That meal turned into a weekly dinner tradition that lasted for as long as we all lived near each other. We took turns cooking and rarely made the same thing twice, but there was one favorite meal that was requested more than any other – tacos. My friend’s taco filling and accompaniments were good, but the real treat was the shells – freshly fried, still hot, and, frankly, a little greasy. I had never had home-fried taco shells before, and it was a revelation.

These days, tacos are still one of my favorite meals, but I can’t enjoy them as much without those fried shells. Even better is when they’re stuffed with this shredded beef. It’s marinated in vinegar, lime juice, and spices, then baked for hours until it falls into shreds. I’m thankful for those friends not just for helping me feel comfortable on my own, but for teaching me about the perfection of fried corn tortillas. Nothing else would be good enough accompany this intensely flavorful filling.

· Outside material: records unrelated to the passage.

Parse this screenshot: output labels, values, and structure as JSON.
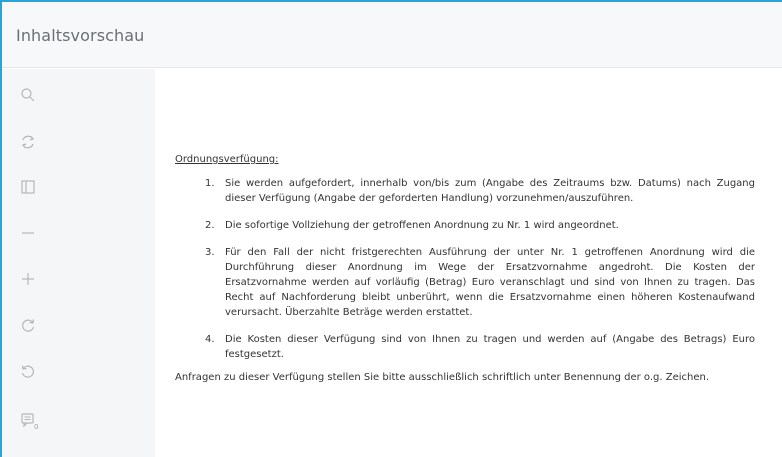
{
  "header": {
    "title": "Inhaltsvorschau"
  },
  "toolbar": {
    "items": [
      {
        "icon": "search-icon"
      },
      {
        "icon": "refresh-icon"
      },
      {
        "icon": "panel-icon"
      },
      {
        "icon": "zoom-out-icon"
      },
      {
        "icon": "zoom-in-icon"
      },
      {
        "icon": "rotate-right-icon"
      },
      {
        "icon": "rotate-left-icon"
      },
      {
        "icon": "comment-icon"
      }
    ],
    "comment_count": "0"
  },
  "document": {
    "heading": "Ordnungsverfügung:",
    "items": [
      {
        "number": "1.",
        "text": "Sie werden aufgefordert, innerhalb von/bis zum (Angabe des Zeitraums bzw. Datums) nach Zugang dieser Verfügung (Angabe der geforderten Handlung) vorzunehmen/auszuführen."
      },
      {
        "number": "2.",
        "text": "Die sofortige Vollziehung der getroffenen Anordnung zu Nr. 1 wird angeordnet."
      },
      {
        "number": "3.",
        "text": "Für den Fall der nicht fristgerechten Ausführung der unter Nr. 1 getroffenen Anordnung wird die Durchführung dieser Anordnung im Wege der Ersatzvornahme angedroht. Die Kosten der Ersatzvornahme werden auf vorläufig (Betrag) Euro veranschlagt und sind von Ihnen zu tragen. Das Recht auf Nachforderung bleibt unberührt, wenn die Ersatzvornahme einen höheren Kostenaufwand verursacht. Überzahlte Beträge werden erstattet."
      },
      {
        "number": "4.",
        "text": "Die Kosten dieser Verfügung sind von Ihnen zu tragen und werden auf (Angabe des Betrags) Euro festgesetzt."
      }
    ],
    "footer": "Anfragen zu dieser Verfügung stellen Sie bitte ausschließlich schriftlich unter Benennung der o.g. Zeichen."
  }
}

One year ago: Sandwich Rolls
Two years ago: Pumpkin Pancakes

Shredded Beef Tacos (slightly adapted from Use Real Butter who slightly adapted it from The Border Cookbook)

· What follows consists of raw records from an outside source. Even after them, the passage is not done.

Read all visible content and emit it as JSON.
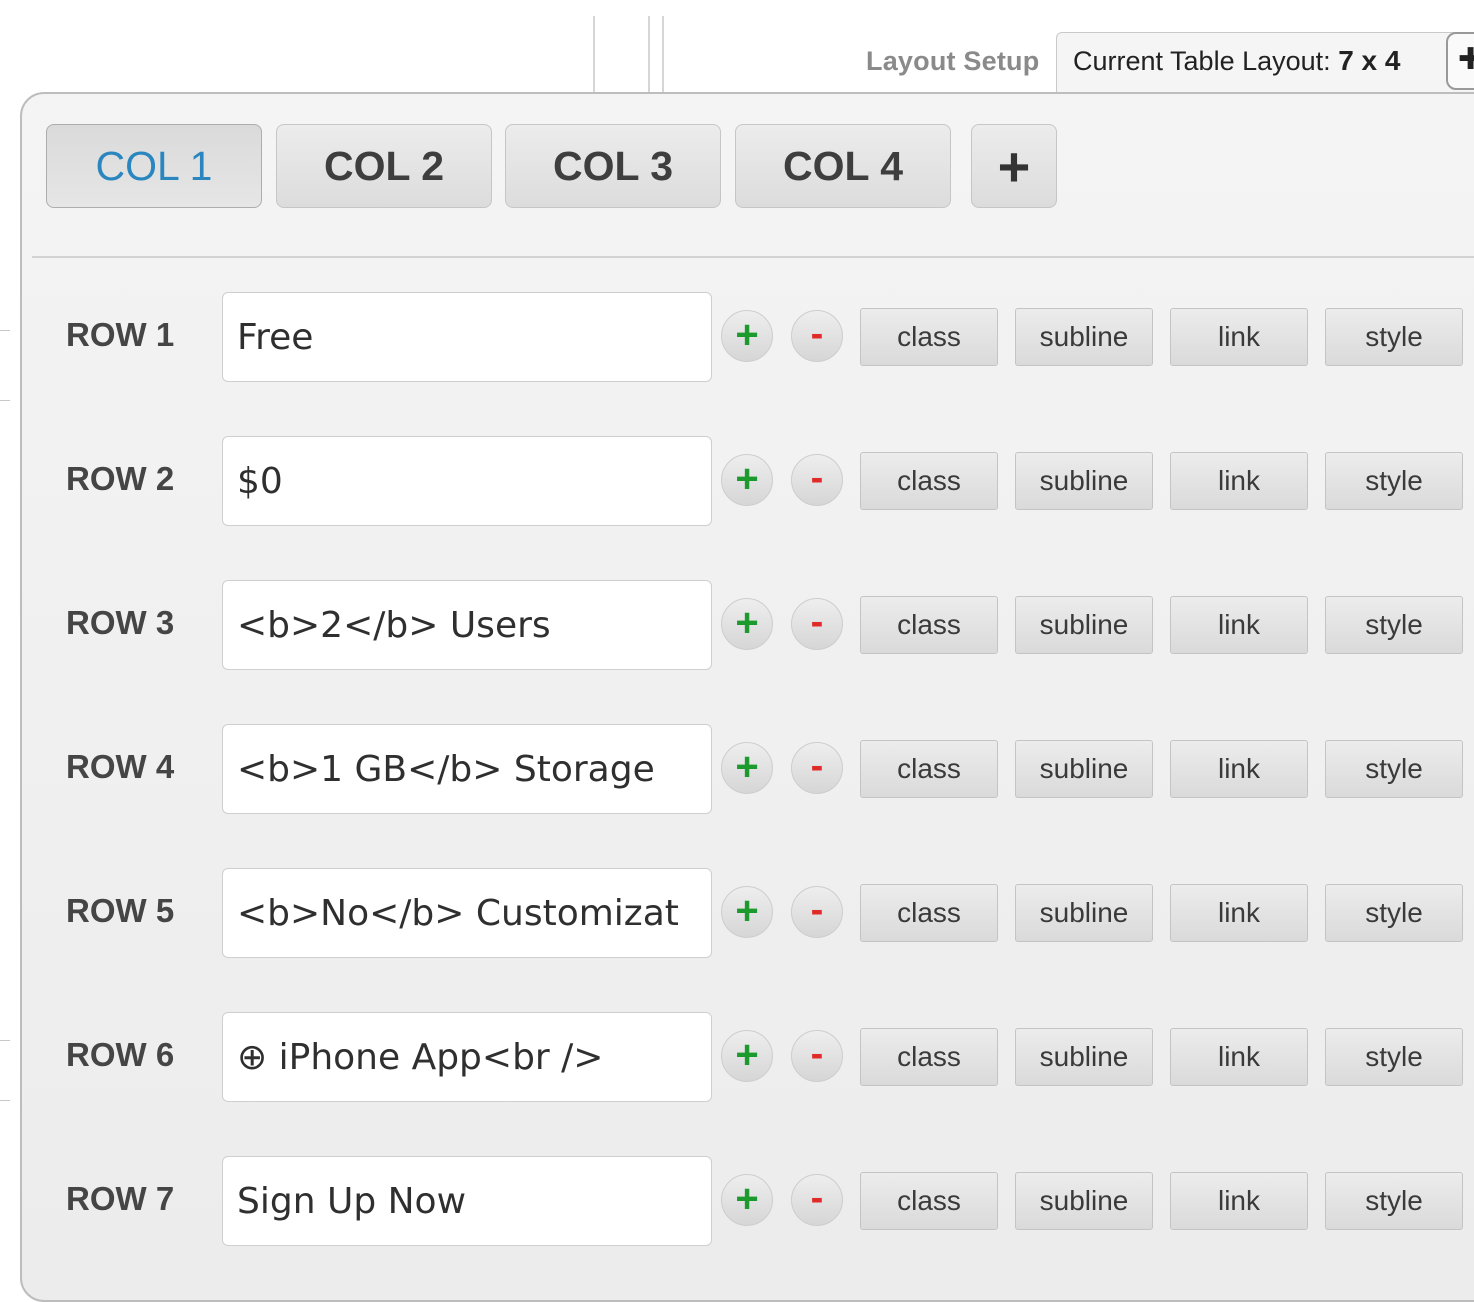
{
  "header": {
    "layout_setup_label": "Layout Setup",
    "current_layout_prefix": "Current Table Layout:",
    "current_layout_value": "7 x 4",
    "gear_glyph": "✚"
  },
  "columns": {
    "tabs": [
      "COL 1",
      "COL 2",
      "COL 3",
      "COL 4"
    ],
    "active_index": 0,
    "add_label": "+"
  },
  "rows": [
    {
      "label": "ROW 1",
      "value": "Free"
    },
    {
      "label": "ROW 2",
      "value": "$0"
    },
    {
      "label": "ROW 3",
      "value": "<b>2</b> Users"
    },
    {
      "label": "ROW 4",
      "value": "<b>1 GB</b> Storage"
    },
    {
      "label": "ROW 5",
      "value": "<b>No</b> Customizat"
    },
    {
      "label": "ROW 6",
      "value": "⊕ iPhone App<br />"
    },
    {
      "label": "ROW 7",
      "value": "Sign Up Now"
    }
  ],
  "row_buttons": {
    "add": "+",
    "remove": "-",
    "class": "class",
    "subline": "subline",
    "link": "link",
    "style": "style"
  },
  "colors": {
    "active_tab": "#2a86bf",
    "add_green": "#1d9a2e",
    "remove_red": "#e02b2b"
  }
}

Jen discusses the cut of beef that is preferred for this recipe. Her recommended eye of chuck was not available, so I chose chuck steak. I have no complaints. Plus I didn’t need to slice it before marinating, which was a nice bonus.

You could always go with the classic cheddar-sour cream-lettuce combination for toppings, but I really love the queso fresco-avocado-salsa direction that Jen recommends.

6 servings

2 tablespoons vegetable oil
2 tablespoons white vinegar
2 tablespoons lime juice
1½ teaspoons ground cumin
1½ tsps chili powder
1 teaspoon salt
3 garlic cloves, peeled and smashed
1½ pounds chuck steak
1 cup vegetable oil
24 corn tortillas
toppings: lettuce, queso fresco, salsa, guacamole, etc.

1. In a gallon-size zip-top bag, combine the oil, vinegar, lime juice, salt, spices and garlic. Add the meat and squish the bag around to make sure the meat is fully coated. Refrigerate for at least 4 hours or overnight.

2. Adjust an oven rack to the middle position and heat the oven to 350 degrees. Dump the contents of the bag into a baking dish just large enough to fit the meat in a single layer. Cover the pan with foil; bake until the meat is tender enough to shred easily, about 2 hours. Use two forks to pull the meat into shreds. Lower the oven temperature to 250 degrees.

3. Heat the oil in an 8-inch skillet over medium heat. Slide a tortilla into the oil; use tongs to fold the tortilla in half and hold it partially open. Flip after about 1 minute. Fry for an additional minute, until the tortilla is slightly crisp. Continue with the remaining tortillas, storing the fried tortillas in the warm oven. Serve with shredded meat and desired toppings.